30th Anniversary Edition: The prophetic novel of America’s return
by J. Neil Schulman
Commemorating Independence Day, 2016. — ed.
“J. Neil Schulman’s Alongside Night may be even more relevant today than it was in 1979. Hopefully, the special thirtieth edition of this landmark work of libertarian science fiction will inspire a new generation of readers to learn more about the ideas of liberty and become active in the freedom movement.” — Dr. Ron Paul
The 1979 publication of this Prometheus Award-winning novel of agorist-libertarian resistance was, along with L. Neil Smith’s The Probability Broach—in the same year, a bellwether event in the American liberty movement. As a contemporary of both authors, and having a structured prejudice for Randian heroic individualist romantic fiction, I remember being nonetheless gratified that writers of my generation were emerging in the blossoming freedom context of that time. Continue reading →

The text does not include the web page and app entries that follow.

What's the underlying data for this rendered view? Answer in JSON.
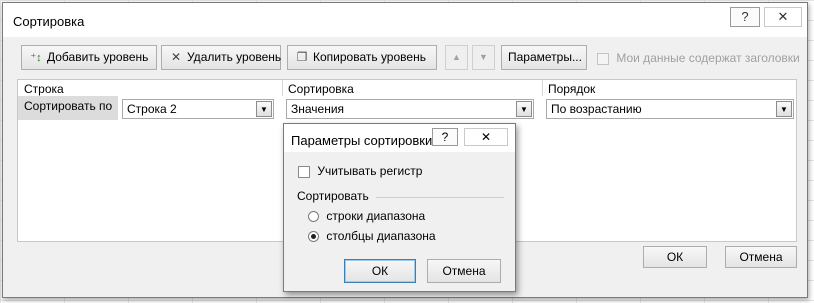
{
  "window": {
    "title": "Сортировка",
    "help_glyph": "?",
    "close_glyph": "✕"
  },
  "toolbar": {
    "add_level": {
      "icon": "add-level-icon",
      "glyph": "⁺↕",
      "label": "Добавить уровень"
    },
    "delete_level": {
      "icon": "delete-x-icon",
      "glyph": "✕",
      "label": "Удалить уровень"
    },
    "copy_level": {
      "icon": "copy-icon",
      "glyph": "❐",
      "label": "Копировать уровень"
    },
    "move_up_glyph": "▲",
    "move_down_glyph": "▼",
    "options_label": "Параметры...",
    "headers_checkbox_label": "Мои данные содержат заголовки"
  },
  "columns": {
    "row_header": "Строка",
    "sort_header": "Сортировка",
    "order_header": "Порядок"
  },
  "sort_row": {
    "label": "Сортировать по",
    "row_value": "Строка 2",
    "sort_on_value": "Значения",
    "order_value": "По возрастанию",
    "dropdown_glyph": "▼"
  },
  "footer": {
    "ok_label": "ОК",
    "cancel_label": "Отмена"
  },
  "options_dialog": {
    "title": "Параметры сортировки",
    "help_glyph": "?",
    "close_glyph": "✕",
    "case_sensitive_label": "Учитывать регистр",
    "case_sensitive_checked": false,
    "orientation_group_label": "Сортировать",
    "options": [
      {
        "label": "строки диапазона",
        "selected": false
      },
      {
        "label": "столбцы диапазона",
        "selected": true
      }
    ],
    "ok_label": "ОК",
    "cancel_label": "Отмена"
  },
  "colors": {
    "dialog_bg": "#f0f0f0",
    "titlebar_bg": "#ffffff",
    "border": "#7a7a7a",
    "disabled_text": "#a0a0a0",
    "default_button_border": "#3c7fb1"
  }
}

An impressive and important artwork in the libertarian cultural oeuvre (8/10)
Written and directed by J. Neil Schulman, produced by Patrick Heller
Reviewed by Brian R. Wright

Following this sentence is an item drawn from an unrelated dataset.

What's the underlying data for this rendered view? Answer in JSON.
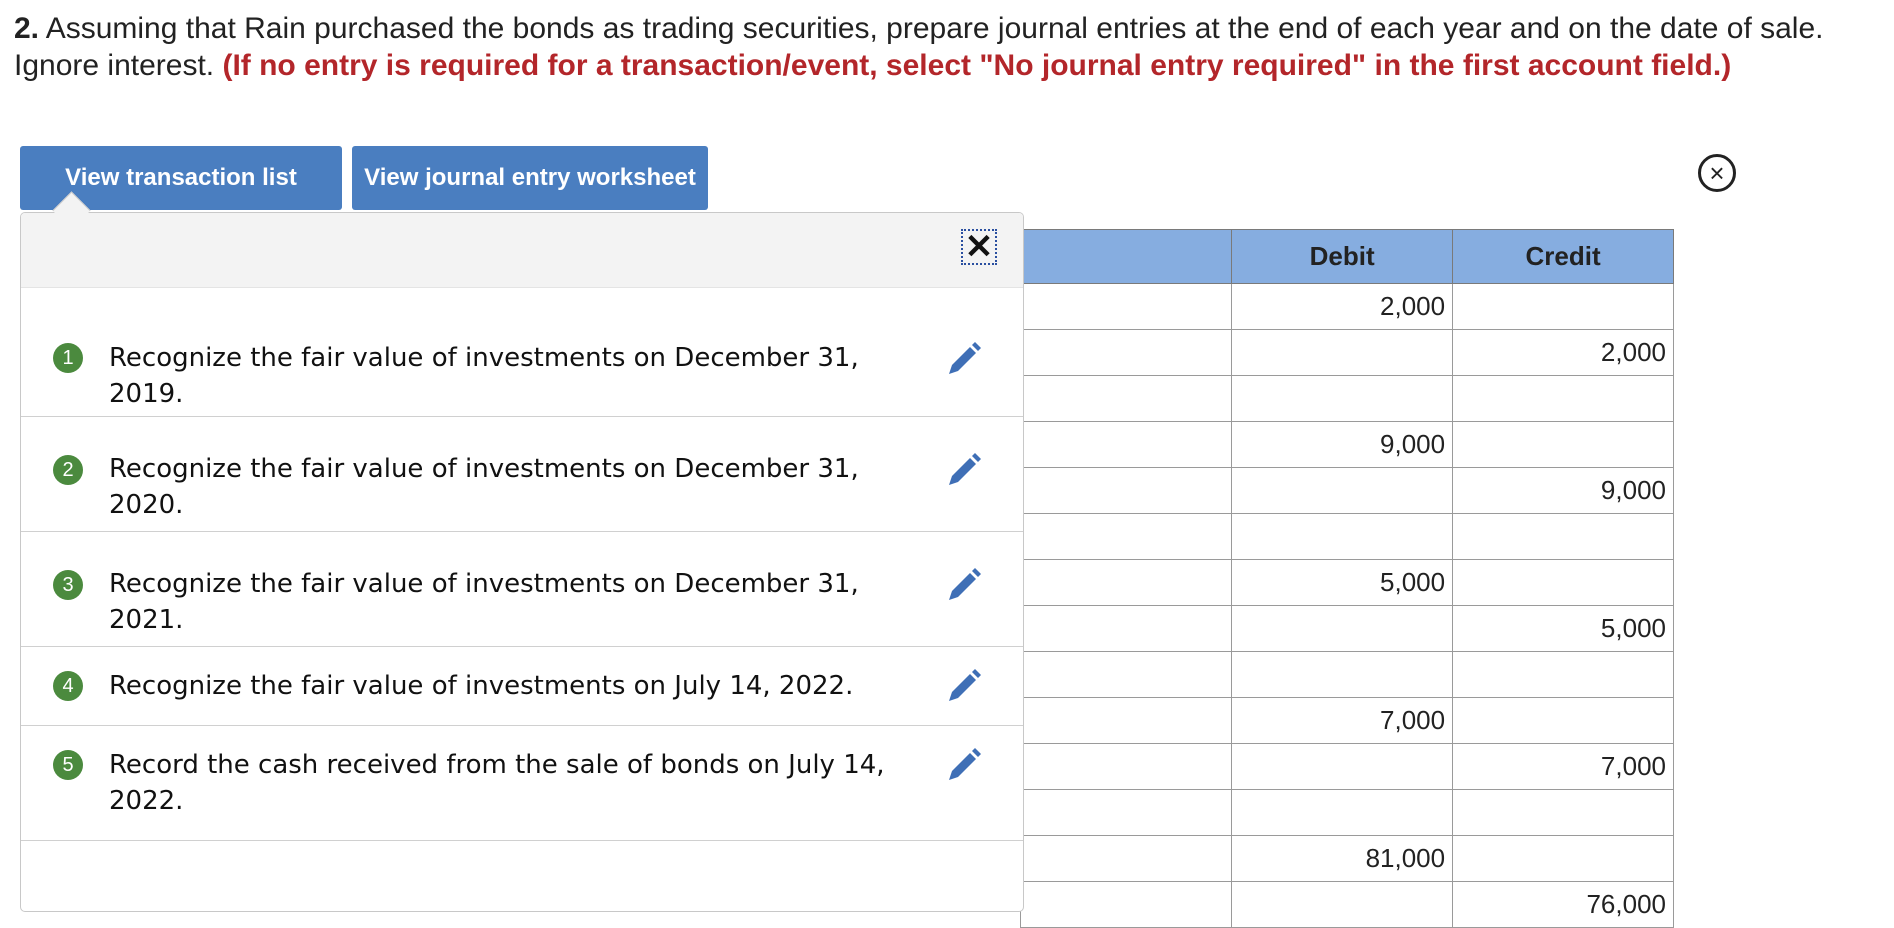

Patrick Heller of Liberty Coin Service, who financed this film, is a personal friend of mine and political ally going back to the early 1970s. To use a military analogy, back in the day of Rampant Campus Collectivism we charged up a lot of the same hills under heavy fire… and continue to fight for reason and liberty in our much more sinister Era of Polished Global Fascism. I’d say we’ve managed to secure some beach heads for what we (with others)—and certainly the writer/director of Alongside Night, Mr. J. Neil Schulman—see as the ultimate if not imminent victory of Worldwide Liberty.
In 1979, when Neil’s novel was written, only a handful of authors had emerged to work Ayn Rand’s corner (philosophical individualism) or, say, Robert Heinlein’s hard science fiction path—Heinlein had a more martial-society ideal for the heroic person. [Yet, Heinlein came up with any number of mindbending plot devices and convincing tech innovations.] Anyway, Alongside Night along with L. Neil Smith’s Probability Broach were the ones most of us contemporaries in the modern libertarian movement read and discussed. Continue reading →